Our latest installment of Quick Bites brings us to a fancy diner in Greenpoint.

There's an excellent restaurant to be found within the ambitious new Hail Mary: Greenpoint's Finest Diner, but I worry.

I worry because, despite its heavily-trafficked location toward the end of Greenpoint Avenue, it's hard to stumble upon this place. There's no sign out front—a neon "68," the building's address, does all the work—and with the tagged-up doors closed, set back from the sidewalk, and up a few stairs, there's little to lure in the unaware. On Sunday evening the usual 90-minute wait greeted guests at Paulie Gee's just a couple of doors down, but Hail Mary sat almost entirely empty, getting no spillover.

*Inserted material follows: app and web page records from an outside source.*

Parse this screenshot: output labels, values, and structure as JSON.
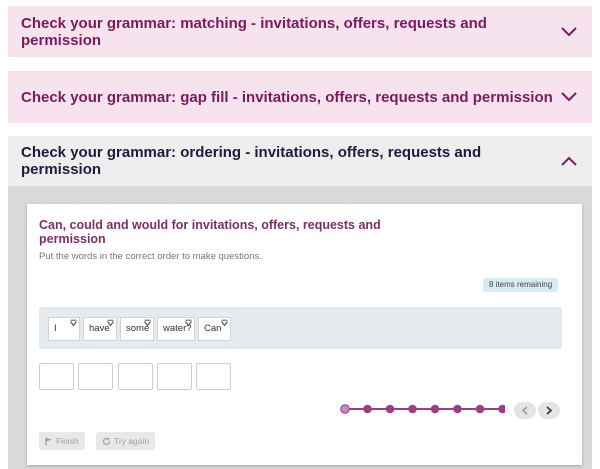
{
  "accordions": [
    {
      "title": "Check your grammar: matching - invitations, offers, requests and permission",
      "state": "collapsed"
    },
    {
      "title": "Check your grammar: gap fill - invitations, offers, requests and permission",
      "state": "collapsed"
    },
    {
      "title": "Check your grammar: ordering - invitations, offers, requests and permission",
      "state": "expanded"
    }
  ],
  "exercise": {
    "title": "Can, could and would for invitations, offers, requests and permission",
    "instruction": "Put the words in the correct order to make questions.",
    "remaining": "8 items remaining",
    "words": [
      "I",
      "have",
      "some",
      "water?",
      "Can"
    ],
    "slots_count": 5,
    "progress": {
      "total": 8,
      "current": 1
    },
    "finish_label": "Finish",
    "try_again_label": "Try again"
  },
  "colors": {
    "pink_header": "#f6e3ee",
    "pink_title": "#7b1a5e",
    "dark_title": "#23193d",
    "accent": "#9c3d86"
  },
  "icons": {
    "collapsed": "chevron-down-icon",
    "expanded": "chevron-up-icon",
    "word_handle": "drag-handle-icon",
    "prev": "chevron-left-icon",
    "next": "chevron-right-icon",
    "finish": "flag-icon",
    "try_again": "refresh-icon"
  }
}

The dominant aesthetic is kind of neo-diner—it's retro and homey, with industrial touches—which is fun and friendly but signals a very different sort of meal, and pricing strategy, than what you'll find. There's an entire ice cream fountain setup in the front room, for example, and the staff sports those crisp soda jerk hats or red headbands tied up 1950s-style. The place is wall-papered and upholstered to the hilt, with bold patterns and oddball decor touches (the cake-mix-box nook with the Tiffany lamp is a personal favorite), and it's bright and welcoming throughout thanks to dual skylights in the back rooms.

(Photo by Scott Lynch/Gothamist)

Then the menu arrives and cow tongue, duck hearts, and blood sausage are all granted prime spots, and the straight-up plate of fried chicken, which I hear is terrific, felt too expensive at $28 for me to even try.

So I worry about Hail Mary because it's an ambitious, almost special-occasion restaurant wrapped inside a burger-and-shake joint. These sorts of hybrids have successful precedents, of course, but it's not the easiest trick to pull off.

Fortunately, given the potential for sticker shock, your affable proprietors Ham and Sohla Eli-Waylly are both accomplished chefs, who have trained under the likes of Alex Stupac and at Del Posto and Atera, respectively. Hail Mary is the first restaurant they've opened on their own, and it's both admirable and heartwarming to see the amount of love, energy, and creativity that's gone into the place.

I ate three meals at Hail Mary last week, and really loved a lot of the food. Those Duck Hearts are served grilled and tender, with small, smoky mounds of South American farofa and spicy, oily chimichurri bringing a full range of textures and flavors to the dish. That's where the kitchen really excels, it seems, in coming up with the exact right ingredients that elevate the restaurant's best offerings into unique and exciting wholes.

(Photo by Scott Lynch/Gothamist)

The Short Rib Stroganoff, for example, trades traditional noodles for buttered rice, which seems foolhardy in the extreme until you realize how the chewy grains, combined with crisp and salty potato sticks, might even work better with the big chunks of rare beef. The meat itself is a bit stringy, but it packs so much flavor I honestly didn't mind the extra chewing. The Charred Greens "salad" was another big winner, the burnt, bitter escarole and asparagus mellowed by creamy buttermilk, crunchy anchovy crumbs, and sweet-n-tart plum molasses.

There are more traditional diner-esque dishes here as well. You can safely skip the routine Bolivian-style hot dog (called Porky's Panchito and featuring a corn salsa inside), but the Cheeseburger, "our daily grind," is excellent, with super-thick house American cheese hiding mustard seeds and pickles, a fiery ketchup on the side perking up the proceedings considerably. The accompanying fries could have been cooked a little longer (and, frankly, the beef patty a little less), but they'll fix that I'm sure.

Mom's Spicy Drummette's, glazed with a tamarind and ginger sauce, tasted good, but I could have easily eaten triple what they gave me, especially for $12. The Spaghetti with uni butter and breadcrumbs was fantastic--rich, spicy, salty, equal parts crunch and chew--but again, the serving seemed stingy, and I was done with my entree in about a half dozen bites.

Dessert plays a big part in Hail Mary's overall identity, so I broke with my usual money-saving strategy of saying "no thanks, just the check please" and ate something large and sweet each night. As is the case in the world at large, pie beats cake here by a considerable margin. You will be tempted by Eli-Waylly's festive Funfetti layered concoction, but get her Chocolate and Peanut Butter pie instead, which is dark and decadent and delicious.

Hail Mary has some fantastic dishes, exciting and exploding with bold flavors, but you need to understand that this isn't diner food, gussied up a bit for just a couple of bucks more. This is a serious restaurant in an unusual setting, one that's evolving almost nightly in the early going--even prices changed over the course of the week--and it'll be interesting to see where it all ends up.

Hail Mary is located at 68 Greenpoint Avenue between Franklin and West Streets, and is open at 6:00 p.m. on Wednesday through Friday, and at 11:00 a.m. on the weekends for brunch and dinner. Closed Monday and Tuesday for now. Liquor, beer, and wine license coming soon. (347-222-0645; hailmarybk.com)